• **What is required**:
Please print the entries below exactly, from the line with "Extract the structured" through the line with "Enumerate this screenshot's", including both of those lines and leaving out all others.

• **Exercise inputs**:
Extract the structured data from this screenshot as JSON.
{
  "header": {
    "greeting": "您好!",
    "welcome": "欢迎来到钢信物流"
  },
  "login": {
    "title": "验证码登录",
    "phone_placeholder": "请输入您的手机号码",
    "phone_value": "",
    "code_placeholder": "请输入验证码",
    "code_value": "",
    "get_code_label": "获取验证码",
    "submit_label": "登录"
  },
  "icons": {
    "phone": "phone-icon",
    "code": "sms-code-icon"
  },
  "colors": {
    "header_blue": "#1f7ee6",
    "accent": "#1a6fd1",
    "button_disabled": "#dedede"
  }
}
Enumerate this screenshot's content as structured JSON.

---

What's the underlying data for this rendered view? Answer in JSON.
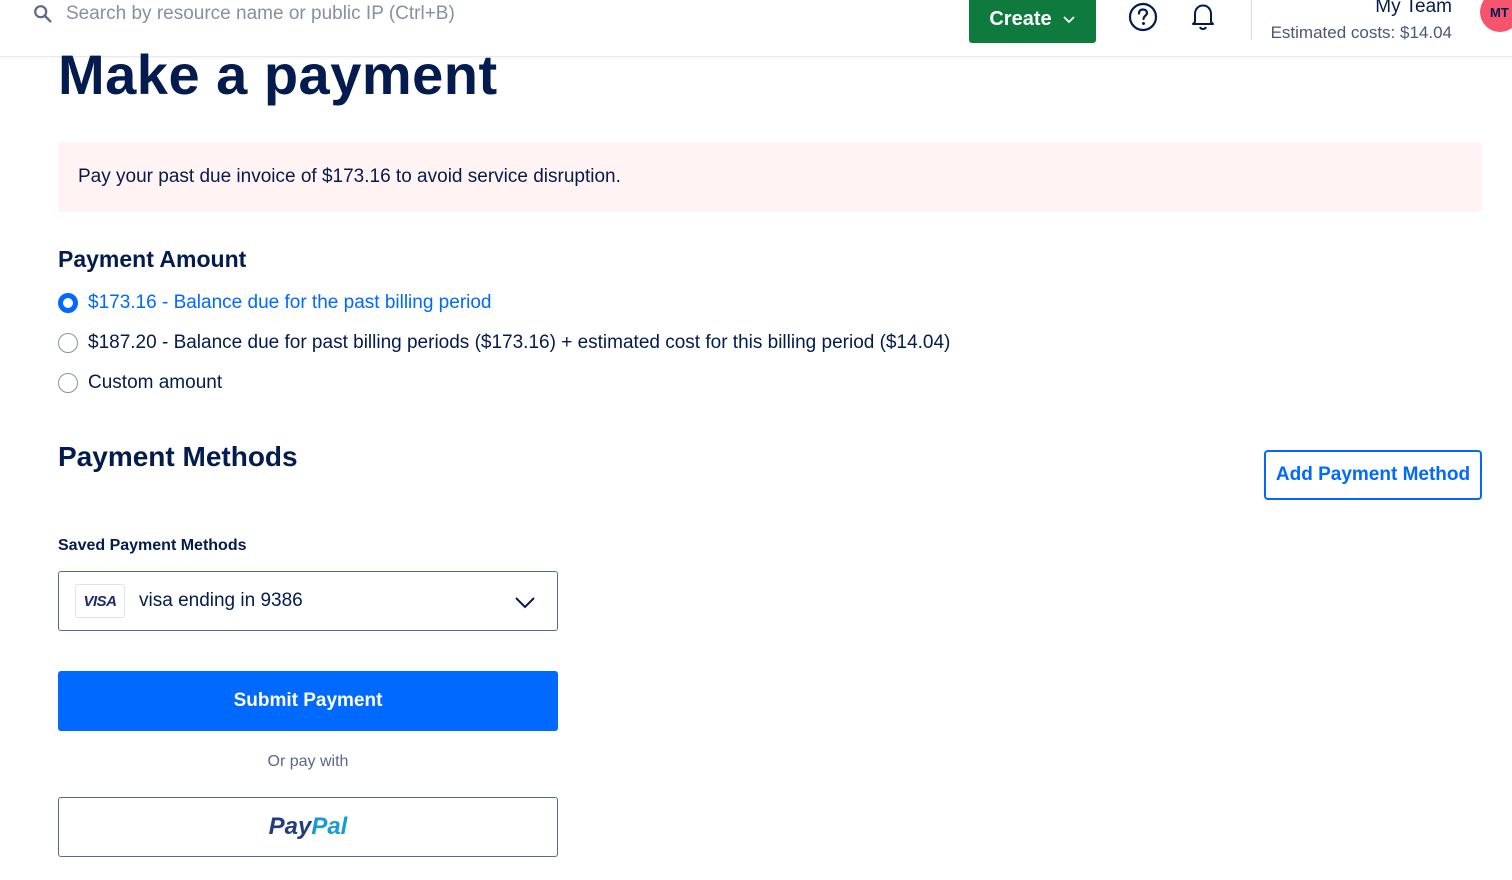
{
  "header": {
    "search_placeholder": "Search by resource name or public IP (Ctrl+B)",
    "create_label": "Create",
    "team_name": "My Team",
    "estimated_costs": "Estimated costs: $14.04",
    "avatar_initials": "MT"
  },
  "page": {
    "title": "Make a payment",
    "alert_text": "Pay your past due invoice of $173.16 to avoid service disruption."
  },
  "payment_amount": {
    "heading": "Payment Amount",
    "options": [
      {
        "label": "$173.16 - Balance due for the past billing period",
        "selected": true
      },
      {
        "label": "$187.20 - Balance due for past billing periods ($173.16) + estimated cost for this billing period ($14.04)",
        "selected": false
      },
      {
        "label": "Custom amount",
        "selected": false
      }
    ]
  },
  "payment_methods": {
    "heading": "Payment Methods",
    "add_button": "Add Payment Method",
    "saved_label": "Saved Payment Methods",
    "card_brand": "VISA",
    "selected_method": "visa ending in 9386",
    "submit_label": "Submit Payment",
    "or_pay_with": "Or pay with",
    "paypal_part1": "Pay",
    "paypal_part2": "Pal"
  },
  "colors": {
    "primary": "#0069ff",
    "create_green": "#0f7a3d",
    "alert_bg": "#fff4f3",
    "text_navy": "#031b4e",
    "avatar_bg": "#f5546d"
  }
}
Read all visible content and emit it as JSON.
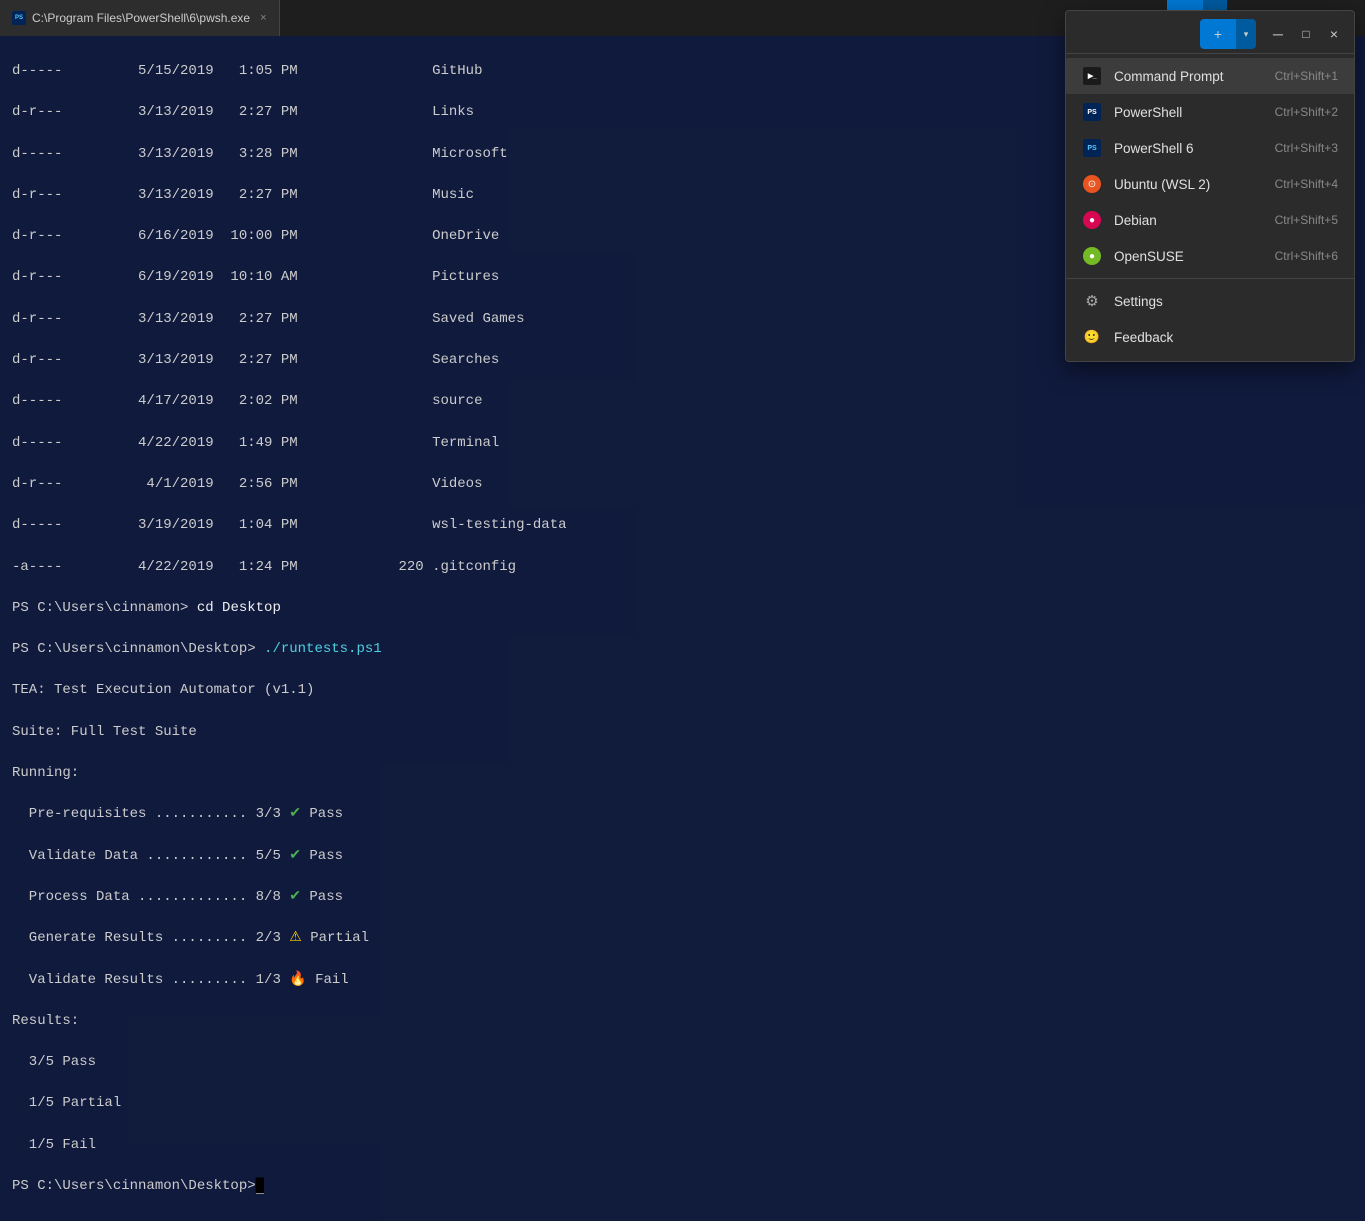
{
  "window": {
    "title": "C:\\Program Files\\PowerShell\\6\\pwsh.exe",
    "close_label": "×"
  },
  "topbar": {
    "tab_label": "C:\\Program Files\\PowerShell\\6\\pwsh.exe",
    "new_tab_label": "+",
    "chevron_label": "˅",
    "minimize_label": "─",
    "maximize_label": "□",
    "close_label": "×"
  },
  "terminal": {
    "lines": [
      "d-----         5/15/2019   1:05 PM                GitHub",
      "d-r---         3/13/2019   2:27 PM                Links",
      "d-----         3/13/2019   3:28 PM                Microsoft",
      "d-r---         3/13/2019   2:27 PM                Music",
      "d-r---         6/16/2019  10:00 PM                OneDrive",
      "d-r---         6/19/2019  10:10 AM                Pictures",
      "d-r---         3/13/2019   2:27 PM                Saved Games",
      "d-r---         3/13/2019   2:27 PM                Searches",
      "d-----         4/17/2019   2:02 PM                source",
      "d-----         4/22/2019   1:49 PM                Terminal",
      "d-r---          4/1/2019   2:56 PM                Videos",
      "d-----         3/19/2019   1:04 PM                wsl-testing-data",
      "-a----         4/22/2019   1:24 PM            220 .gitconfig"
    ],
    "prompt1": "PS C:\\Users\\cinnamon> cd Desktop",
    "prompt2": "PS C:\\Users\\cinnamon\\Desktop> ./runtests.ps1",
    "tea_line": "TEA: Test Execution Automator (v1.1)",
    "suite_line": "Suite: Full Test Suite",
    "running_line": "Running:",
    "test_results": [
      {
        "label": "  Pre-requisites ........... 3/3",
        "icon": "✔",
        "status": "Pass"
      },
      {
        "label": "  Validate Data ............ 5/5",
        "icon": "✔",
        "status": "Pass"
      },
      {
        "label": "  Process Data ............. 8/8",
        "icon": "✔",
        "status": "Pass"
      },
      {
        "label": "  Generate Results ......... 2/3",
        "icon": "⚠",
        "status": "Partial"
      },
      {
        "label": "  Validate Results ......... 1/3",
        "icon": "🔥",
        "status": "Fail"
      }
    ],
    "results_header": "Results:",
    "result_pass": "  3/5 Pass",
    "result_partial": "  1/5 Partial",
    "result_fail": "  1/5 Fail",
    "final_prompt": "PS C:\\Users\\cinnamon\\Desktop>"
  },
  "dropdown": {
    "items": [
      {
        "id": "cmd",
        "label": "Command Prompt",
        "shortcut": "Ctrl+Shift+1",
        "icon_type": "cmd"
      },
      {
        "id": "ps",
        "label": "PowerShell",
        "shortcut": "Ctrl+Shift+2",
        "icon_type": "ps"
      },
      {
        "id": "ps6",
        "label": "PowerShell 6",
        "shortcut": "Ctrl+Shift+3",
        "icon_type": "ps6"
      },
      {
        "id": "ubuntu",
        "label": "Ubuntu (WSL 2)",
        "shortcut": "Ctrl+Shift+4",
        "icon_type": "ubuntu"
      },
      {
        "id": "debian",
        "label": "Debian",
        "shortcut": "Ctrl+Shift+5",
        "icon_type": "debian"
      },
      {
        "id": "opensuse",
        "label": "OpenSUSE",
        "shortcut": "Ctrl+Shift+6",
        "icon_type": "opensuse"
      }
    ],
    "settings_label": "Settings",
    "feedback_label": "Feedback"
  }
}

• **Final answer**:
Extract the structured data from this screenshot as JSON.
{
  "header": {
    "greeting": "您好!",
    "welcome": "欢迎来到钢信物流"
  },
  "login": {
    "title": "验证码登录",
    "phone_placeholder": "请输入您的手机号码",
    "phone_value": "",
    "code_placeholder": "请输入验证码",
    "code_value": "",
    "get_code_label": "获取验证码",
    "submit_label": "登录"
  },
  "icons": {
    "phone": "phone-icon",
    "code": "sms-code-icon"
  },
  "colors": {
    "header_blue": "#1f7ee6",
    "accent": "#1a6fd1",
    "button_disabled": "#dedede"
  }
}
Enumerate this screenshot's content as structured JSON.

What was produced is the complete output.